*** RECORDS PROVIDED Section Begins ***

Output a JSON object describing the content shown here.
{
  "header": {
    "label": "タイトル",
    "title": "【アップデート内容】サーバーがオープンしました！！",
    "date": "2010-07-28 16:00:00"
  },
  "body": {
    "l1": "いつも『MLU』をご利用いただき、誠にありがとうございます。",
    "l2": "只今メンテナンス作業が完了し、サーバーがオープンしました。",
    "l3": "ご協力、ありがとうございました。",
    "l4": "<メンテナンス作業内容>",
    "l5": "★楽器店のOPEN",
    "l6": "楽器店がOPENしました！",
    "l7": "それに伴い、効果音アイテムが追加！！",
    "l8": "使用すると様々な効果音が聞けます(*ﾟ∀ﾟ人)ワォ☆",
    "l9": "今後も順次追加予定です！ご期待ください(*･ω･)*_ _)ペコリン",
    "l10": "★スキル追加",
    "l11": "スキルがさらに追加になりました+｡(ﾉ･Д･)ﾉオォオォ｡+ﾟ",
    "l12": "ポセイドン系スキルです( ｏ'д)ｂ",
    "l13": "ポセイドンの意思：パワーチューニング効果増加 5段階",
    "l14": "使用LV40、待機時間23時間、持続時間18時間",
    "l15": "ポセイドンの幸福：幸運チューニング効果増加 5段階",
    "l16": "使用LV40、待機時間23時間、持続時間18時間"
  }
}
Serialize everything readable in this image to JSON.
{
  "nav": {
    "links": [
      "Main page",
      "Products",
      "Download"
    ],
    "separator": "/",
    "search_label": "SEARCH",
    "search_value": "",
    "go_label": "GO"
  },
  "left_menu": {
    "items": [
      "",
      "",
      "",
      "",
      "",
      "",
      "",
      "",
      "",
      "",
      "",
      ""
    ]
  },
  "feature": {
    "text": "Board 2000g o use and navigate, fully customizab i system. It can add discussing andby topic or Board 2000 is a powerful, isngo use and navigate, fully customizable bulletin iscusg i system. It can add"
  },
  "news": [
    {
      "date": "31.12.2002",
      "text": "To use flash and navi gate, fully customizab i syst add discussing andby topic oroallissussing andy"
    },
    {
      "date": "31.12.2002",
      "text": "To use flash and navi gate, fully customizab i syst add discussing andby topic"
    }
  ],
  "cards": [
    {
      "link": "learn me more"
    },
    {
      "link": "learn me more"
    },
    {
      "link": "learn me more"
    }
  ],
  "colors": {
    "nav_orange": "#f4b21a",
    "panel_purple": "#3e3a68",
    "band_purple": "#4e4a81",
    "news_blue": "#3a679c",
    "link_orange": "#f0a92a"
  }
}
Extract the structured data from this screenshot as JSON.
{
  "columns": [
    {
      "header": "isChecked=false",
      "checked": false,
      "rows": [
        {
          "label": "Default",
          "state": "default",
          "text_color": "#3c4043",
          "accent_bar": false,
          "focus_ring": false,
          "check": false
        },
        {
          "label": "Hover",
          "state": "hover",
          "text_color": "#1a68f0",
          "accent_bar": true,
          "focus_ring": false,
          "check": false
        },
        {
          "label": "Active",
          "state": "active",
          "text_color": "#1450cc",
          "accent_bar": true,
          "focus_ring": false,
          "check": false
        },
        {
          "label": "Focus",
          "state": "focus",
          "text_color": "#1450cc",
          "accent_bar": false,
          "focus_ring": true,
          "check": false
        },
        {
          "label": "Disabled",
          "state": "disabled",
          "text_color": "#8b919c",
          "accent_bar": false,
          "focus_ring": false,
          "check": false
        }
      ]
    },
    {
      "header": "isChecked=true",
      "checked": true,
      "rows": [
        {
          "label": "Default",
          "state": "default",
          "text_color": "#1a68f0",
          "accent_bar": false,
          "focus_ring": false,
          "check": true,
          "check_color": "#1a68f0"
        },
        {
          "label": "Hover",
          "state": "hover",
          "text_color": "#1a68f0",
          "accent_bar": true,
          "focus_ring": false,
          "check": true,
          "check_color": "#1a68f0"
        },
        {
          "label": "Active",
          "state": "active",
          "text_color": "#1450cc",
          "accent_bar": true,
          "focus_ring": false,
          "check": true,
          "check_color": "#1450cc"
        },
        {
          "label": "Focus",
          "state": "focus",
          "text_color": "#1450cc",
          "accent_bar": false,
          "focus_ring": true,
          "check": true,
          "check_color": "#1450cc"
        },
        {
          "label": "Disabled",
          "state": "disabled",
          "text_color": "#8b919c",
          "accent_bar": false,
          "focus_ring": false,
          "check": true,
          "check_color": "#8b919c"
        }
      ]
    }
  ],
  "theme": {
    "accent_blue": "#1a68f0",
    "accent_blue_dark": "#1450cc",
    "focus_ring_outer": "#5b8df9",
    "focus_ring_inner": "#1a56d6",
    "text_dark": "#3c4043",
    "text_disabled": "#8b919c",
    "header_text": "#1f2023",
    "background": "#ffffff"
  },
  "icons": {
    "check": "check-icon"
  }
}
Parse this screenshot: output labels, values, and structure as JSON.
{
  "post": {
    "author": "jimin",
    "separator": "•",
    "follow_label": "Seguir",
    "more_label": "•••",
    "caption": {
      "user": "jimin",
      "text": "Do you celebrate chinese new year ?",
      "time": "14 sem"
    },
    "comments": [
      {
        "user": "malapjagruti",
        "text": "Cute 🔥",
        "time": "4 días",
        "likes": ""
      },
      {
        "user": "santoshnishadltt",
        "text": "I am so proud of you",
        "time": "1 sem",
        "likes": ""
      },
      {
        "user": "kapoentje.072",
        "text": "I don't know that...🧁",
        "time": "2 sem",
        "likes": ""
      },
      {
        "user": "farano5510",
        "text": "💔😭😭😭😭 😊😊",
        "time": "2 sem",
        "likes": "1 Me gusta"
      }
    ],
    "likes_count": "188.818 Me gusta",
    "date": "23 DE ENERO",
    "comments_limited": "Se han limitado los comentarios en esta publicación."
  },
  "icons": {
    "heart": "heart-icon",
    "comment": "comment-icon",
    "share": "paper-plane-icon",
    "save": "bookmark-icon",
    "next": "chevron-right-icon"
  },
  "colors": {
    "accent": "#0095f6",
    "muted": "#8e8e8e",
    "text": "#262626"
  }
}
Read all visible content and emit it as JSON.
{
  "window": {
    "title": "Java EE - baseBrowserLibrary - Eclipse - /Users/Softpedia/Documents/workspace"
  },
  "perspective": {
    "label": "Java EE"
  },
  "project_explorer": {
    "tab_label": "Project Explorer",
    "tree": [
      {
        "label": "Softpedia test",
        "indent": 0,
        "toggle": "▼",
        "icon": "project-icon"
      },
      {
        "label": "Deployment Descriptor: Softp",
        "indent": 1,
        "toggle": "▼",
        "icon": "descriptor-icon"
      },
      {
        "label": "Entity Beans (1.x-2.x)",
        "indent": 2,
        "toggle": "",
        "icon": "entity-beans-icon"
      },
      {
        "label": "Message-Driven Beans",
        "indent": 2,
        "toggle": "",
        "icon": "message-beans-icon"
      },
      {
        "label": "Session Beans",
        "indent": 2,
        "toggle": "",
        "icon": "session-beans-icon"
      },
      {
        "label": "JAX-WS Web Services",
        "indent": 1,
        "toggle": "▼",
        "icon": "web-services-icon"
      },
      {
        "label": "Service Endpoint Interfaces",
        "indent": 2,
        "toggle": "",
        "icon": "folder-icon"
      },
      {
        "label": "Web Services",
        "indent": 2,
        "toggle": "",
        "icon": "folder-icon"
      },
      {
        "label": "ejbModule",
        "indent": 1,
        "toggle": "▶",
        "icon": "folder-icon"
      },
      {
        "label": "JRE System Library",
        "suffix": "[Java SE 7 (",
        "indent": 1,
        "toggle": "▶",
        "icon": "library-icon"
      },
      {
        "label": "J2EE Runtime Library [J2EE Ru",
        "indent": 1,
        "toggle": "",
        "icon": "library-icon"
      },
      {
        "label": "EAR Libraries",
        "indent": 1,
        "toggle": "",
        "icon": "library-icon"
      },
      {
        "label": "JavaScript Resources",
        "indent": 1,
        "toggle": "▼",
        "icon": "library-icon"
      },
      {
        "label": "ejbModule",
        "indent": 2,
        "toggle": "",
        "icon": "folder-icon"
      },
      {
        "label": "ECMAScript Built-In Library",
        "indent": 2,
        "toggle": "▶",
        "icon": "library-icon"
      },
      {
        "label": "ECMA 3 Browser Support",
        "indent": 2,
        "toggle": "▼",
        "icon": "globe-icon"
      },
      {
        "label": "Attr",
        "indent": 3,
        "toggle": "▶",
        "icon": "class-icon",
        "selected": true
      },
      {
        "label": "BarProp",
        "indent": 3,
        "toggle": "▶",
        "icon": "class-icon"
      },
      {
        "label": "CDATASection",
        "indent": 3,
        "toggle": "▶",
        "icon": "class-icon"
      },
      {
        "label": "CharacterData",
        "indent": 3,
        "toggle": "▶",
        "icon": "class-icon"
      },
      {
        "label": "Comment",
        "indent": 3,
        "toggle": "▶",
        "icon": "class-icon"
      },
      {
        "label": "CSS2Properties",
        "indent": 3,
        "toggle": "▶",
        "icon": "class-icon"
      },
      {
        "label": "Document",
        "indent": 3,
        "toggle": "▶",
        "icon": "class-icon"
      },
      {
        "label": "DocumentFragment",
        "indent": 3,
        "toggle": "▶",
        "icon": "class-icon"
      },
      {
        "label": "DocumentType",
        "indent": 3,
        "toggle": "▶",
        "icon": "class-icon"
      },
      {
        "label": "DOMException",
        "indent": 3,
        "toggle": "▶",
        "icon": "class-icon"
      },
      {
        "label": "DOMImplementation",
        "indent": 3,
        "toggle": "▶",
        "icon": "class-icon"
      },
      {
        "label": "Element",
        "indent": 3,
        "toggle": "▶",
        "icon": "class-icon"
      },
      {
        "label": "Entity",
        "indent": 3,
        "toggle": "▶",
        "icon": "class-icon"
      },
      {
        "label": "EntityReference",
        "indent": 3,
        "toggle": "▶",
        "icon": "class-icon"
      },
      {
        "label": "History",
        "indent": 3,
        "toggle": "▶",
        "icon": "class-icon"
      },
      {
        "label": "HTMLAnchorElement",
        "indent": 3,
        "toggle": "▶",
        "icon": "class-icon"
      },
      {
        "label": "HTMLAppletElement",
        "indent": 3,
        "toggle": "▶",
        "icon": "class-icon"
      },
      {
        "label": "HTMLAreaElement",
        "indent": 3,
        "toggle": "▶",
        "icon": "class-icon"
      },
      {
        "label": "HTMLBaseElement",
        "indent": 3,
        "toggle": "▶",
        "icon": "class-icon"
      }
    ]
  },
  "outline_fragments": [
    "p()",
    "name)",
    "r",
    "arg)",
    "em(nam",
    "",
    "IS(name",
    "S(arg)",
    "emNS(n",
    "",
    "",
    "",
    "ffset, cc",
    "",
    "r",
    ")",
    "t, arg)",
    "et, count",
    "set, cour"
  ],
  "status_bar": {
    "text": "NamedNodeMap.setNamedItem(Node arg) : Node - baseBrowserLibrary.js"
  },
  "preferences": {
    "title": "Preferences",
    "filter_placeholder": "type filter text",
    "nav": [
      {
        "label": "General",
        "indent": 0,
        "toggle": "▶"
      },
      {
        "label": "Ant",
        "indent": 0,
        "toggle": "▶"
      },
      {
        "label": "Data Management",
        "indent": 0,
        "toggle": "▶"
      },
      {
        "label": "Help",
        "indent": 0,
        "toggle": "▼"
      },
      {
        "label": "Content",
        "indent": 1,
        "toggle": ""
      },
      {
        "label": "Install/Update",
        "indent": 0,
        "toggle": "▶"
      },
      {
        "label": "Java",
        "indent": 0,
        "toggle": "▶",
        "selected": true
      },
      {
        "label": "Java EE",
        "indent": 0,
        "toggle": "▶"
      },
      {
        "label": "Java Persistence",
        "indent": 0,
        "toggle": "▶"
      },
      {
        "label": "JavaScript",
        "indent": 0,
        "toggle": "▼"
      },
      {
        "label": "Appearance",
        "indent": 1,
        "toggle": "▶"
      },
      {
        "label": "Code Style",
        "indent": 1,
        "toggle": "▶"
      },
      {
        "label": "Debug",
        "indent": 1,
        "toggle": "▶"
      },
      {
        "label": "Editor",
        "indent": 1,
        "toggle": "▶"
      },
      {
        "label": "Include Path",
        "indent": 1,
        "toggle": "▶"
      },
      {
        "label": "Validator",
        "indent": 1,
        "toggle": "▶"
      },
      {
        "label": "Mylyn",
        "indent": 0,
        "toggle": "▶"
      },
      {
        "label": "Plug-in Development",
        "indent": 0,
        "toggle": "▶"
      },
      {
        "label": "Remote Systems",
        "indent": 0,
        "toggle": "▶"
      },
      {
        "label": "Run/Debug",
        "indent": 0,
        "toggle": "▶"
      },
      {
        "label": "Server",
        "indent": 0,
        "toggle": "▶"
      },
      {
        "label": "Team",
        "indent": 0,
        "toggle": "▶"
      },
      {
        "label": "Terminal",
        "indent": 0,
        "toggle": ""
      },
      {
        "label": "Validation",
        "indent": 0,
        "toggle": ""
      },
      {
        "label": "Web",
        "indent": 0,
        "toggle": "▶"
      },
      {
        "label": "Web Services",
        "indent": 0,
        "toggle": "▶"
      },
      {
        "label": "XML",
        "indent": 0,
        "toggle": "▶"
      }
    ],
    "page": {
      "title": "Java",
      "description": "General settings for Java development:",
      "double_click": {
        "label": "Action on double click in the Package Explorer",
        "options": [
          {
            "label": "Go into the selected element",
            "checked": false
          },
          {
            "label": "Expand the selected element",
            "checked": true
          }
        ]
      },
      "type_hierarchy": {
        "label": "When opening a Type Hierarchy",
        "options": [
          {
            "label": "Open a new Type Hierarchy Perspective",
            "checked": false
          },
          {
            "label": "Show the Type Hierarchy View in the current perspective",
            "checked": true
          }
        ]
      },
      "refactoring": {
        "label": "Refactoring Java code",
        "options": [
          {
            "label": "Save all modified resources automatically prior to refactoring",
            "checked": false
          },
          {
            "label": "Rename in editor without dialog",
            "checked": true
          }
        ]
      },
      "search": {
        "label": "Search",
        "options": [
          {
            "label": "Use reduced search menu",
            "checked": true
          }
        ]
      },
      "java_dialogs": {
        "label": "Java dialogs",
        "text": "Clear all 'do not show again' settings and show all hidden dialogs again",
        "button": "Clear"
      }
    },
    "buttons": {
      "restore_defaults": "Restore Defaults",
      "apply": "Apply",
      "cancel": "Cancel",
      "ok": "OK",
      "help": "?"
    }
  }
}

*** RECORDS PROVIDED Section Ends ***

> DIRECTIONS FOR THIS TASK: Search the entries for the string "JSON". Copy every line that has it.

> WRITTEN ANSWER:
Output a JSON object describing the content shown here.
Serialize everything readable in this image to JSON.
Extract the structured data from this screenshot as JSON.
Parse this screenshot: output labels, values, and structure as JSON.
Read all visible content and emit it as JSON.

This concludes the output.